The findings in this report are subject to at least four limitations. First, the number of subjects in each age group was small, and the serum samples collected during 2007-2008 might underestimate or overestimate the current levels of cross-reactive antibodies in persons aged 4-17 years. Testing of a larger number of serum samples collected more recently is under way. Second, because of the participant selection criteria for the pediatric population, this population might not be representative of all children aged 6-35 months. Third, the populations aged 4-9 years and 10-17 years described in this report were not part of a vaccine study, so the impact of immunization with TIV in these age groups was not determined. Finally, antibody responses to viral antigens other than hemagglutinin and T-cell responses were not assessed but also might contribute to immunity to A (H3N2)v.
The composition of the 2011-12 seasonal TIV is identical to the 2010-11 vaccine evaluated in this report and is expected to provide limited cross-protection from A (H3N2)v in adults and no cross-protection in young children. In the event of sustained human-to-human transmission of (H3N2)v, an A (H3N2)v—specific vaccine would provide optimal protection for all ages. An A (H3N2)v reassortant vaccine strain based on the A/Minnesota/11/2010 virus has been developed and could be used to produce an H3N2v vaccine, if needed.3 Updated information and guidance documents related to A (H3N2)v viruses are available online from CDC at http://www.cdc.gov/flu/swineflu/influenza-variant-viruses.htm.
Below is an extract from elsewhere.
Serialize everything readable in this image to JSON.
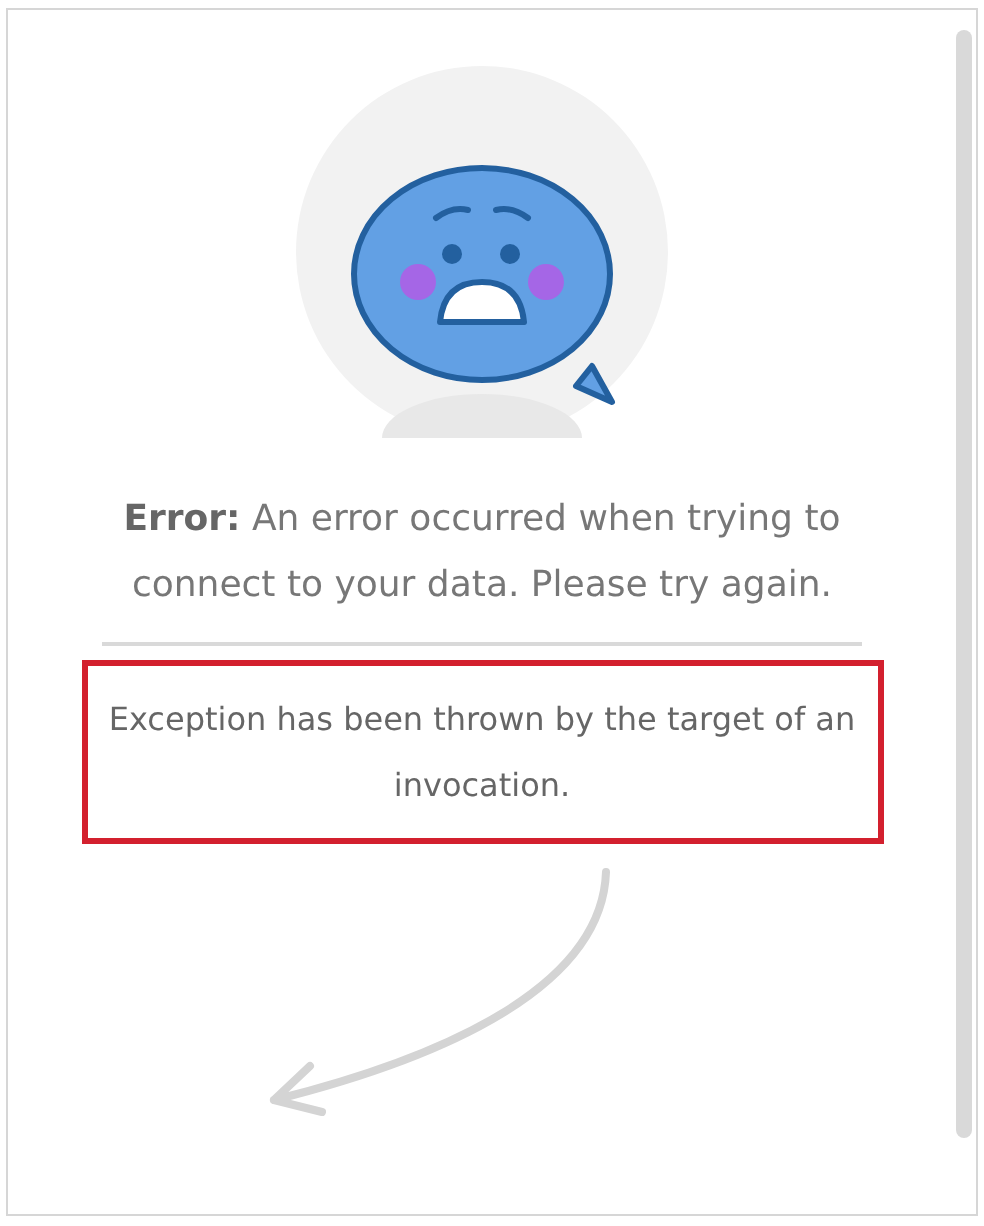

Twelve human infections with influenza A (H3N2)v virus were detected in the United States in 2011, compared with eight cases in the preceding 2 years. Most of these cases were in children aged <10 years.
What is added by this report?
Children aged <10 years have few or no cross-reactive antibodies to A (H3N2)v virus, but some older children and adults do have cross-reactive antibodies to the virus. Vaccination with the 2010-11 seasonal influenza vaccine had no impact on cross-reactive antibody levels in children aged <3 years but did boost cross-reactive antibodies in adults aged 18-49 years and ≥65 years, but only to levels that were lower than to seasonal A (H3N2) virus.
What are the implications for public health practice?
In the event of sustained human-to-human transmission of A (H3N2)v virus, children aged <10 years are likely to be the most susceptible to infection among groups studied. Although unlikely to protect against A (H3N2)v in this susceptible age group, receipt of seasonal influenza vaccine continues to be recommended to protect against circulating human influenza viruses for all age groups and might provide some protection against A (H3N2)v infection in the adult population. A vaccine virus specific for A (H3N2)v has been developed and could be used to produce an H3N2v vaccine, if needed.
* Additional information available at http://www.who.int/influenza/resources/documents/manual_diagnosis_surveillance_influenza/en/index.html
Antibodies Cross-Reactive to Influenza A (H3N2) Variant Virus and Impact of 2010-11 Seasonal Influenza Vaccine on Cross-Reactive Antibodies—United States. JAMA. 2012;308(2):124-126. doi: